This fishery is definitely not exclusive to gear chuckers either. Bass will readily strike leeches, wooly buggers, muddler minnows…the list goes on. If they can fit it in their mouth it’s fair game, so don’t be afraid to go big. Better yet, you can do “dry fly” fishing for bass as well with Andre’s special Bass Poppers.
If you’re looking for something a little different from what we are used to on the West Coast, come down to the shop to learn more about this interesting fishery.
SALTWATER FISHING REPORTS
Vancouver Saltwater Salmon Fishing Report
We are well into the spring time chinook season and by all accounts it has been a great one.

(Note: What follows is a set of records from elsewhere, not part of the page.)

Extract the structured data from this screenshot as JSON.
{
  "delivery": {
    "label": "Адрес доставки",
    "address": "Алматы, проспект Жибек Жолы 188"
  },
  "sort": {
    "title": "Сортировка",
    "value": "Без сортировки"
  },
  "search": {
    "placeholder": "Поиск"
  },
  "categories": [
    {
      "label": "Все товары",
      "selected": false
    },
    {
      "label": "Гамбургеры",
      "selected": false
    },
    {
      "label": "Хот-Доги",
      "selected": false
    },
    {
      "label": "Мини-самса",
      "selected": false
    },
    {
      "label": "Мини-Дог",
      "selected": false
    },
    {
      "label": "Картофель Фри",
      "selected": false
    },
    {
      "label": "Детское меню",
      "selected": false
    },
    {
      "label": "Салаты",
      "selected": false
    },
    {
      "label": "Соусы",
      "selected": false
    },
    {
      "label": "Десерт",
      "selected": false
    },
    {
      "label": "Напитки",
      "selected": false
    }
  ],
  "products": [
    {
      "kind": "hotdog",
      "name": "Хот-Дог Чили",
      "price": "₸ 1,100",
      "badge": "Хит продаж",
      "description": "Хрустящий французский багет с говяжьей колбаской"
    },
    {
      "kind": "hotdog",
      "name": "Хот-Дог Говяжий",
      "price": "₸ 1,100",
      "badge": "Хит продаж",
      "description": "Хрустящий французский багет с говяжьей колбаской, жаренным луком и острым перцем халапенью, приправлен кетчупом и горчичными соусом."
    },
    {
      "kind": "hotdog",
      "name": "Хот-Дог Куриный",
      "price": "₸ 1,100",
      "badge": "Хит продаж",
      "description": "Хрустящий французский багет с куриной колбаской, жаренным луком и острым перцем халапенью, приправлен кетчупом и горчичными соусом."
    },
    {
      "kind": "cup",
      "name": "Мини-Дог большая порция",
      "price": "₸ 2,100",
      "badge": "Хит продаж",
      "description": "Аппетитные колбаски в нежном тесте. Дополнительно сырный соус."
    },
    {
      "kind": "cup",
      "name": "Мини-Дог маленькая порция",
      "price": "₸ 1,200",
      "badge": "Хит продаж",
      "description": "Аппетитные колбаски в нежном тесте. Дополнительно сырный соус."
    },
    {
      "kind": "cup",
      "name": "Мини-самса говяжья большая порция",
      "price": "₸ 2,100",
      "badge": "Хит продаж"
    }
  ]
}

There continues to be good numbers of fish in the local waters, Howe Sound and over in the Gulf Islands.
Locally it has been consistently productive from the QA to the Bell Buoy both on the ebb and the flood tide. There have also been some fish out on the Hump. It hasn’t been lights out in either spot, but if you put your time in you will be coming back with some chinook. In both these areas the water has been dirty from the Fraser River freshet, and as a result the bait and chinook are shallow. Productive depths on the riggers have been 60-130. Some of the best flashers have been the Salty Dawg and Chartreuse Glow. A variety of spoons have been productive as well as herring and anchovies. For spoon colour and teaser head colour, choose something that has some glow and green on it. Below is a picture of some of our favorites.

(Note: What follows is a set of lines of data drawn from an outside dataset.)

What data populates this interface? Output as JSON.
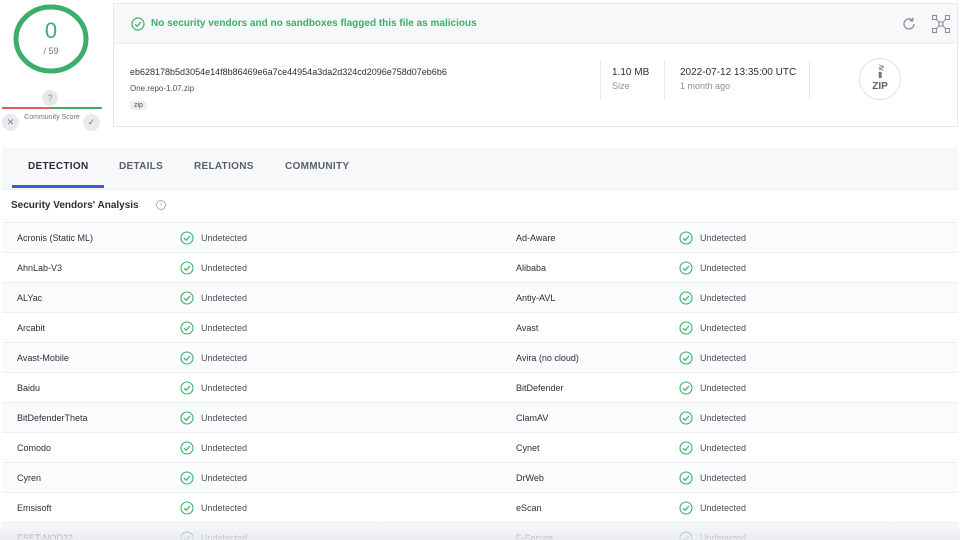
{
  "score": {
    "detections": "0",
    "total": "/ 59",
    "community_label": "Community Score",
    "help_symbol": "?",
    "colors": {
      "clean": "#3cae6b",
      "malicious": "#e05a5a"
    }
  },
  "verdict": {
    "text": "No security vendors and no sandboxes flagged this file as malicious",
    "icon": "check-circle-icon"
  },
  "file": {
    "hash": "eb628178b5d3054e14f8b86469e6a7ce44954a3da2d324cd2096e758d07eb6b6",
    "name": "One.repo-1.07.zip",
    "tag": "zip",
    "size_value": "1.10 MB",
    "size_label": "Size",
    "date_value": "2022-07-12 13:35:00 UTC",
    "date_label": "1 month ago",
    "type_badge": "ZIP"
  },
  "tabs": [
    {
      "label": "DETECTION",
      "active": true
    },
    {
      "label": "DETAILS",
      "active": false
    },
    {
      "label": "RELATIONS",
      "active": false
    },
    {
      "label": "COMMUNITY",
      "active": false
    }
  ],
  "section_title": "Security Vendors' Analysis",
  "vendors": [
    {
      "left": "Acronis (Static ML)",
      "left_result": "Undetected",
      "right": "Ad-Aware",
      "right_result": "Undetected"
    },
    {
      "left": "AhnLab-V3",
      "left_result": "Undetected",
      "right": "Alibaba",
      "right_result": "Undetected"
    },
    {
      "left": "ALYac",
      "left_result": "Undetected",
      "right": "Antiy-AVL",
      "right_result": "Undetected"
    },
    {
      "left": "Arcabit",
      "left_result": "Undetected",
      "right": "Avast",
      "right_result": "Undetected"
    },
    {
      "left": "Avast-Mobile",
      "left_result": "Undetected",
      "right": "Avira (no cloud)",
      "right_result": "Undetected"
    },
    {
      "left": "Baidu",
      "left_result": "Undetected",
      "right": "BitDefender",
      "right_result": "Undetected"
    },
    {
      "left": "BitDefenderTheta",
      "left_result": "Undetected",
      "right": "ClamAV",
      "right_result": "Undetected"
    },
    {
      "left": "Comodo",
      "left_result": "Undetected",
      "right": "Cynet",
      "right_result": "Undetected"
    },
    {
      "left": "Cyren",
      "left_result": "Undetected",
      "right": "DrWeb",
      "right_result": "Undetected"
    },
    {
      "left": "Emsisoft",
      "left_result": "Undetected",
      "right": "eScan",
      "right_result": "Undetected"
    },
    {
      "left": "ESET-NOD32",
      "left_result": "Undetected",
      "right": "F-Secure",
      "right_result": "Undetected"
    }
  ]
}
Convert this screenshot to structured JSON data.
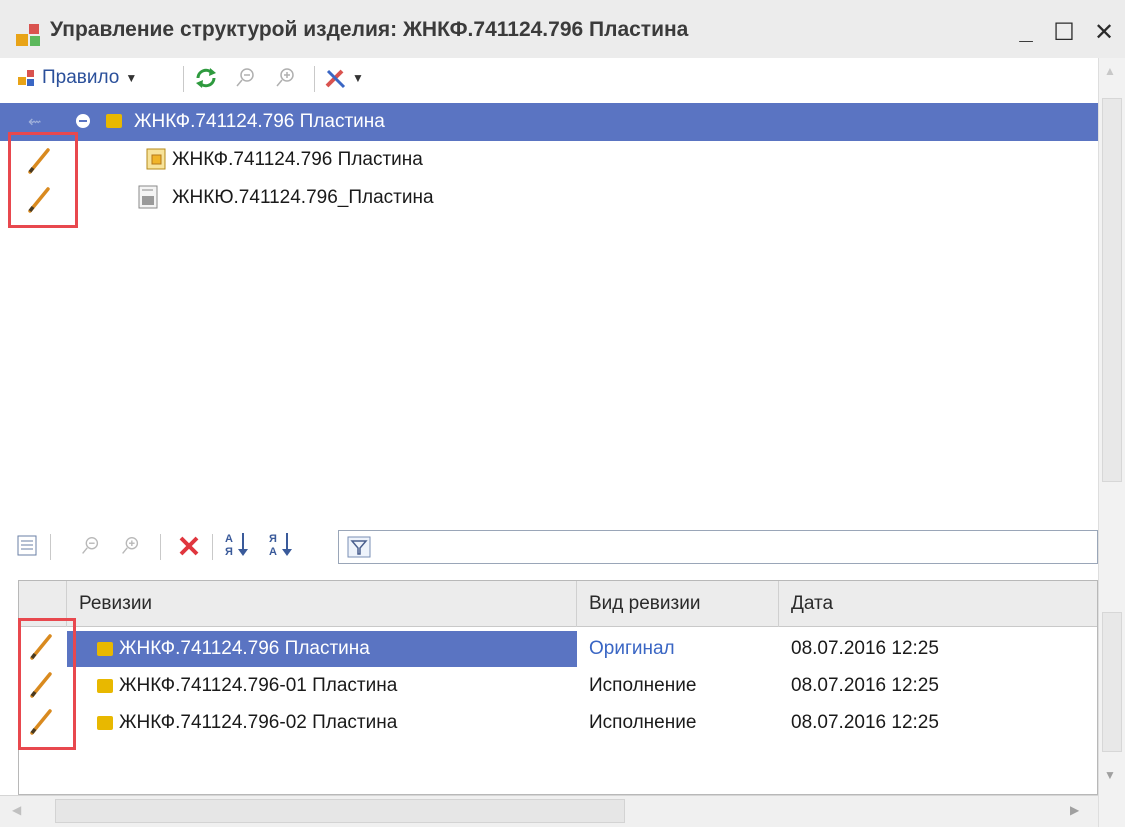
{
  "window": {
    "title": "Управление структурой изделия: ЖНКФ.741124.796 Пластина",
    "minimize": "_",
    "maximize": "☐",
    "close": "✕"
  },
  "toolbar": {
    "rule_menu": "Правило"
  },
  "tree": {
    "items": [
      {
        "label": "ЖНКФ.741124.796 Пластина",
        "selected": true
      },
      {
        "label": "ЖНКФ.741124.796 Пластина",
        "selected": false
      },
      {
        "label": "ЖНКЮ.741124.796_Пластина",
        "selected": false
      }
    ]
  },
  "revisions": {
    "columns": [
      "Ревизии",
      "Вид ревизии",
      "Дата"
    ],
    "rows": [
      {
        "name": "ЖНКФ.741124.796 Пластина",
        "kind": "Оригинал",
        "date": "08.07.2016 12:25",
        "selected": true
      },
      {
        "name": "ЖНКФ.741124.796-01 Пластина",
        "kind": "Исполнение",
        "date": "08.07.2016 12:25",
        "selected": false
      },
      {
        "name": "ЖНКФ.741124.796-02 Пластина",
        "kind": "Исполнение",
        "date": "08.07.2016 12:25",
        "selected": false
      }
    ]
  },
  "colors": {
    "selection": "#5a74c2",
    "original_kind": "#3a66c4",
    "highlight_box": "#e8484e",
    "folder": "#e8b800"
  }
}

There have been a few fish up at Hole in the Wall as there are still a lot of anchovies in that area. The fishing has been hit and miss as different schools of chinook move in and out of the area to feed. One day it is hot, the next very slow. Productive depths have been 60-120 and smaller spoons have been working like Coho Killers, Skinny G and 3.0 Kingfishers. Bait has also been productive, anchovies of course.
On the other side there have been some very good days from Nanaimo down to Porlier. There are definitely some good sized schools of chinook moving around these areas. The key word is moving around as one day the fishing is almost described as too easy and the next day you really have to grind hard to find the fish. Productive depths have varied immensely depending on water clarity. In the blue water the fish are deep, 175-225 on the riggers has been good. In the milky brown or milky green water the fish have been much shallower, 60-120 on the riggers. Spoons and hootchies have been producing well. Below is a picture of some of the top producers for that area. One thing to note is that the larger 4.0 and 5.0 spoons have been working well, as have larger sized hootchies often referred to as cuttlefish. This is because the fish have been full of 5 to 8 inch herring and the larger spoons and hootchies are closer to what the fish are feeding on.
We should have at least another month of good fishing for these spring time chinook and it will be interesting to see how the back half of this fishery pans out. Keep your eye out for some coho as well. Early reports are that it should be a good coho year in the Strait. Crabbing has been decent, not as good as some years, but still worth dropping the traps.